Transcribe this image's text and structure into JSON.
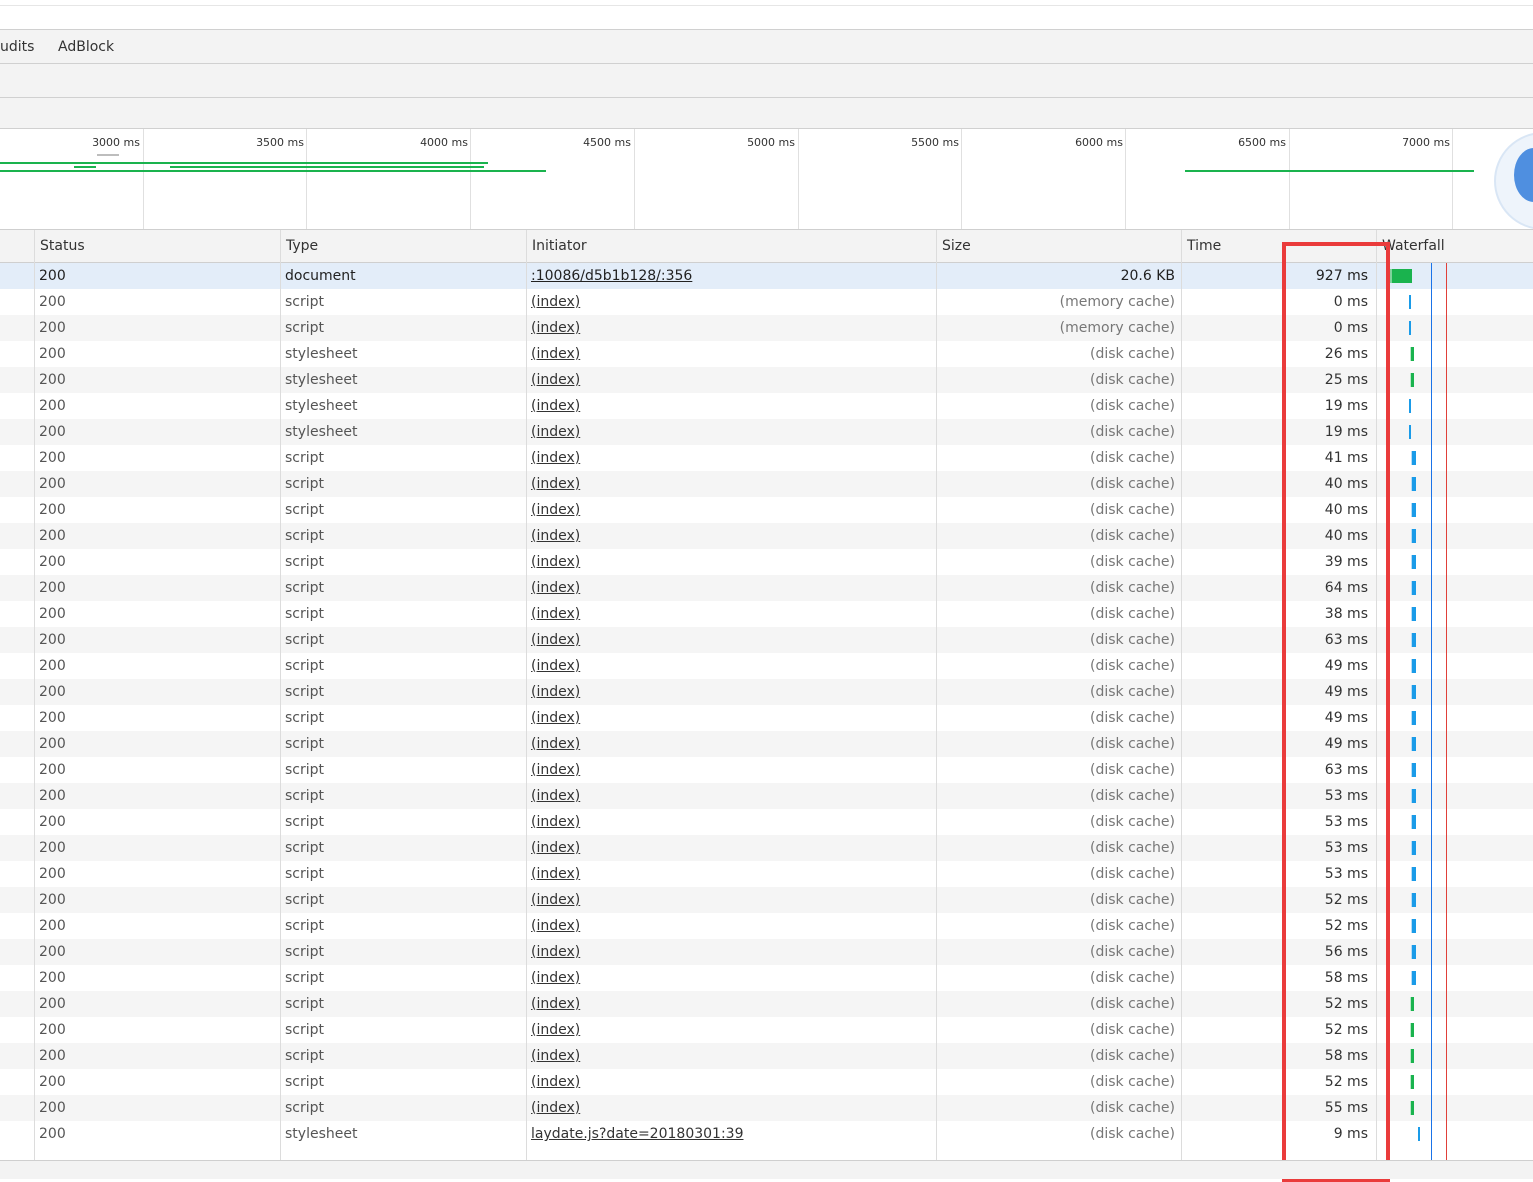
{
  "tabs": [
    {
      "label": "udits"
    },
    {
      "label": "AdBlock"
    }
  ],
  "overview": {
    "ticks": [
      "3000 ms",
      "3500 ms",
      "4000 ms",
      "4500 ms",
      "5000 ms",
      "5500 ms",
      "6000 ms",
      "6500 ms",
      "7000 ms"
    ]
  },
  "table": {
    "headers": {
      "status": "Status",
      "type": "Type",
      "initiator": "Initiator",
      "size": "Size",
      "time": "Time",
      "waterfall": "Waterfall"
    },
    "rows": [
      {
        "status": "200",
        "type": "document",
        "initiator": ":10086/d5b1b128/:356",
        "size": "20.6 KB",
        "time": "927 ms",
        "wf": "doc"
      },
      {
        "status": "200",
        "type": "script",
        "initiator": "(index)",
        "size": "(memory cache)",
        "time": "0 ms",
        "wf": "tick"
      },
      {
        "status": "200",
        "type": "script",
        "initiator": "(index)",
        "size": "(memory cache)",
        "time": "0 ms",
        "wf": "tick"
      },
      {
        "status": "200",
        "type": "stylesheet",
        "initiator": "(index)",
        "size": "(disk cache)",
        "time": "26 ms",
        "wf": "green"
      },
      {
        "status": "200",
        "type": "stylesheet",
        "initiator": "(index)",
        "size": "(disk cache)",
        "time": "25 ms",
        "wf": "green"
      },
      {
        "status": "200",
        "type": "stylesheet",
        "initiator": "(index)",
        "size": "(disk cache)",
        "time": "19 ms",
        "wf": "tick"
      },
      {
        "status": "200",
        "type": "stylesheet",
        "initiator": "(index)",
        "size": "(disk cache)",
        "time": "19 ms",
        "wf": "tick"
      },
      {
        "status": "200",
        "type": "script",
        "initiator": "(index)",
        "size": "(disk cache)",
        "time": "41 ms",
        "wf": "blue"
      },
      {
        "status": "200",
        "type": "script",
        "initiator": "(index)",
        "size": "(disk cache)",
        "time": "40 ms",
        "wf": "blue"
      },
      {
        "status": "200",
        "type": "script",
        "initiator": "(index)",
        "size": "(disk cache)",
        "time": "40 ms",
        "wf": "blue"
      },
      {
        "status": "200",
        "type": "script",
        "initiator": "(index)",
        "size": "(disk cache)",
        "time": "40 ms",
        "wf": "blue"
      },
      {
        "status": "200",
        "type": "script",
        "initiator": "(index)",
        "size": "(disk cache)",
        "time": "39 ms",
        "wf": "blue"
      },
      {
        "status": "200",
        "type": "script",
        "initiator": "(index)",
        "size": "(disk cache)",
        "time": "64 ms",
        "wf": "blue"
      },
      {
        "status": "200",
        "type": "script",
        "initiator": "(index)",
        "size": "(disk cache)",
        "time": "38 ms",
        "wf": "blue"
      },
      {
        "status": "200",
        "type": "script",
        "initiator": "(index)",
        "size": "(disk cache)",
        "time": "63 ms",
        "wf": "blue"
      },
      {
        "status": "200",
        "type": "script",
        "initiator": "(index)",
        "size": "(disk cache)",
        "time": "49 ms",
        "wf": "blue"
      },
      {
        "status": "200",
        "type": "script",
        "initiator": "(index)",
        "size": "(disk cache)",
        "time": "49 ms",
        "wf": "blue"
      },
      {
        "status": "200",
        "type": "script",
        "initiator": "(index)",
        "size": "(disk cache)",
        "time": "49 ms",
        "wf": "blue"
      },
      {
        "status": "200",
        "type": "script",
        "initiator": "(index)",
        "size": "(disk cache)",
        "time": "49 ms",
        "wf": "blue"
      },
      {
        "status": "200",
        "type": "script",
        "initiator": "(index)",
        "size": "(disk cache)",
        "time": "63 ms",
        "wf": "blue"
      },
      {
        "status": "200",
        "type": "script",
        "initiator": "(index)",
        "size": "(disk cache)",
        "time": "53 ms",
        "wf": "blue"
      },
      {
        "status": "200",
        "type": "script",
        "initiator": "(index)",
        "size": "(disk cache)",
        "time": "53 ms",
        "wf": "blue"
      },
      {
        "status": "200",
        "type": "script",
        "initiator": "(index)",
        "size": "(disk cache)",
        "time": "53 ms",
        "wf": "blue"
      },
      {
        "status": "200",
        "type": "script",
        "initiator": "(index)",
        "size": "(disk cache)",
        "time": "53 ms",
        "wf": "blue"
      },
      {
        "status": "200",
        "type": "script",
        "initiator": "(index)",
        "size": "(disk cache)",
        "time": "52 ms",
        "wf": "blue"
      },
      {
        "status": "200",
        "type": "script",
        "initiator": "(index)",
        "size": "(disk cache)",
        "time": "52 ms",
        "wf": "blue"
      },
      {
        "status": "200",
        "type": "script",
        "initiator": "(index)",
        "size": "(disk cache)",
        "time": "56 ms",
        "wf": "blue"
      },
      {
        "status": "200",
        "type": "script",
        "initiator": "(index)",
        "size": "(disk cache)",
        "time": "58 ms",
        "wf": "blue"
      },
      {
        "status": "200",
        "type": "script",
        "initiator": "(index)",
        "size": "(disk cache)",
        "time": "52 ms",
        "wf": "green"
      },
      {
        "status": "200",
        "type": "script",
        "initiator": "(index)",
        "size": "(disk cache)",
        "time": "52 ms",
        "wf": "green"
      },
      {
        "status": "200",
        "type": "script",
        "initiator": "(index)",
        "size": "(disk cache)",
        "time": "58 ms",
        "wf": "green"
      },
      {
        "status": "200",
        "type": "script",
        "initiator": "(index)",
        "size": "(disk cache)",
        "time": "52 ms",
        "wf": "green"
      },
      {
        "status": "200",
        "type": "script",
        "initiator": "(index)",
        "size": "(disk cache)",
        "time": "55 ms",
        "wf": "green"
      },
      {
        "status": "200",
        "type": "stylesheet",
        "initiator": "laydate.js?date=20180301:39",
        "size": "(disk cache)",
        "time": "9 ms",
        "wf": "tick"
      }
    ]
  },
  "colors": {
    "highlight": "#ea3b3b",
    "waterfall_green": "#1ab34e",
    "waterfall_blue": "#1a9be8",
    "dom_content_loaded_line": "#1a73e8",
    "load_line": "#e0403a",
    "selected_row": "#e3edf9"
  }
}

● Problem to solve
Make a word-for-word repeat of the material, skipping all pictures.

● Task response
Transcribe this image's text and structure into JSON.
{
  "tabs": [
    {
      "label": "udits"
    },
    {
      "label": "AdBlock"
    }
  ],
  "overview": {
    "ticks": [
      "3000 ms",
      "3500 ms",
      "4000 ms",
      "4500 ms",
      "5000 ms",
      "5500 ms",
      "6000 ms",
      "6500 ms",
      "7000 ms"
    ]
  },
  "table": {
    "headers": {
      "status": "Status",
      "type": "Type",
      "initiator": "Initiator",
      "size": "Size",
      "time": "Time",
      "waterfall": "Waterfall"
    },
    "rows": [
      {
        "status": "200",
        "type": "document",
        "initiator": ":10086/d5b1b128/:356",
        "size": "20.6 KB",
        "time": "927 ms",
        "wf": "doc"
      },
      {
        "status": "200",
        "type": "script",
        "initiator": "(index)",
        "size": "(memory cache)",
        "time": "0 ms",
        "wf": "tick"
      },
      {
        "status": "200",
        "type": "script",
        "initiator": "(index)",
        "size": "(memory cache)",
        "time": "0 ms",
        "wf": "tick"
      },
      {
        "status": "200",
        "type": "stylesheet",
        "initiator": "(index)",
        "size": "(disk cache)",
        "time": "26 ms",
        "wf": "green"
      },
      {
        "status": "200",
        "type": "stylesheet",
        "initiator": "(index)",
        "size": "(disk cache)",
        "time": "25 ms",
        "wf": "green"
      },
      {
        "status": "200",
        "type": "stylesheet",
        "initiator": "(index)",
        "size": "(disk cache)",
        "time": "19 ms",
        "wf": "tick"
      },
      {
        "status": "200",
        "type": "stylesheet",
        "initiator": "(index)",
        "size": "(disk cache)",
        "time": "19 ms",
        "wf": "tick"
      },
      {
        "status": "200",
        "type": "script",
        "initiator": "(index)",
        "size": "(disk cache)",
        "time": "41 ms",
        "wf": "blue"
      },
      {
        "status": "200",
        "type": "script",
        "initiator": "(index)",
        "size": "(disk cache)",
        "time": "40 ms",
        "wf": "blue"
      },
      {
        "status": "200",
        "type": "script",
        "initiator": "(index)",
        "size": "(disk cache)",
        "time": "40 ms",
        "wf": "blue"
      },
      {
        "status": "200",
        "type": "script",
        "initiator": "(index)",
        "size": "(disk cache)",
        "time": "40 ms",
        "wf": "blue"
      },
      {
        "status": "200",
        "type": "script",
        "initiator": "(index)",
        "size": "(disk cache)",
        "time": "39 ms",
        "wf": "blue"
      },
      {
        "status": "200",
        "type": "script",
        "initiator": "(index)",
        "size": "(disk cache)",
        "time": "64 ms",
        "wf": "blue"
      },
      {
        "status": "200",
        "type": "script",
        "initiator": "(index)",
        "size": "(disk cache)",
        "time": "38 ms",
        "wf": "blue"
      },
      {
        "status": "200",
        "type": "script",
        "initiator": "(index)",
        "size": "(disk cache)",
        "time": "63 ms",
        "wf": "blue"
      },
      {
        "status": "200",
        "type": "script",
        "initiator": "(index)",
        "size": "(disk cache)",
        "time": "49 ms",
        "wf": "blue"
      },
      {
        "status": "200",
        "type": "script",
        "initiator": "(index)",
        "size": "(disk cache)",
        "time": "49 ms",
        "wf": "blue"
      },
      {
        "status": "200",
        "type": "script",
        "initiator": "(index)",
        "size": "(disk cache)",
        "time": "49 ms",
        "wf": "blue"
      },
      {
        "status": "200",
        "type": "script",
        "initiator": "(index)",
        "size": "(disk cache)",
        "time": "49 ms",
        "wf": "blue"
      },
      {
        "status": "200",
        "type": "script",
        "initiator": "(index)",
        "size": "(disk cache)",
        "time": "63 ms",
        "wf": "blue"
      },
      {
        "status": "200",
        "type": "script",
        "initiator": "(index)",
        "size": "(disk cache)",
        "time": "53 ms",
        "wf": "blue"
      },
      {
        "status": "200",
        "type": "script",
        "initiator": "(index)",
        "size": "(disk cache)",
        "time": "53 ms",
        "wf": "blue"
      },
      {
        "status": "200",
        "type": "script",
        "initiator": "(index)",
        "size": "(disk cache)",
        "time": "53 ms",
        "wf": "blue"
      },
      {
        "status": "200",
        "type": "script",
        "initiator": "(index)",
        "size": "(disk cache)",
        "time": "53 ms",
        "wf": "blue"
      },
      {
        "status": "200",
        "type": "script",
        "initiator": "(index)",
        "size": "(disk cache)",
        "time": "52 ms",
        "wf": "blue"
      },
      {
        "status": "200",
        "type": "script",
        "initiator": "(index)",
        "size": "(disk cache)",
        "time": "52 ms",
        "wf": "blue"
      },
      {
        "status": "200",
        "type": "script",
        "initiator": "(index)",
        "size": "(disk cache)",
        "time": "56 ms",
        "wf": "blue"
      },
      {
        "status": "200",
        "type": "script",
        "initiator": "(index)",
        "size": "(disk cache)",
        "time": "58 ms",
        "wf": "blue"
      },
      {
        "status": "200",
        "type": "script",
        "initiator": "(index)",
        "size": "(disk cache)",
        "time": "52 ms",
        "wf": "green"
      },
      {
        "status": "200",
        "type": "script",
        "initiator": "(index)",
        "size": "(disk cache)",
        "time": "52 ms",
        "wf": "green"
      },
      {
        "status": "200",
        "type": "script",
        "initiator": "(index)",
        "size": "(disk cache)",
        "time": "58 ms",
        "wf": "green"
      },
      {
        "status": "200",
        "type": "script",
        "initiator": "(index)",
        "size": "(disk cache)",
        "time": "52 ms",
        "wf": "green"
      },
      {
        "status": "200",
        "type": "script",
        "initiator": "(index)",
        "size": "(disk cache)",
        "time": "55 ms",
        "wf": "green"
      },
      {
        "status": "200",
        "type": "stylesheet",
        "initiator": "laydate.js?date=20180301:39",
        "size": "(disk cache)",
        "time": "9 ms",
        "wf": "tick"
      }
    ]
  },
  "colors": {
    "highlight": "#ea3b3b",
    "waterfall_green": "#1ab34e",
    "waterfall_blue": "#1a9be8",
    "dom_content_loaded_line": "#1a73e8",
    "load_line": "#e0403a",
    "selected_row": "#e3edf9"
  }
}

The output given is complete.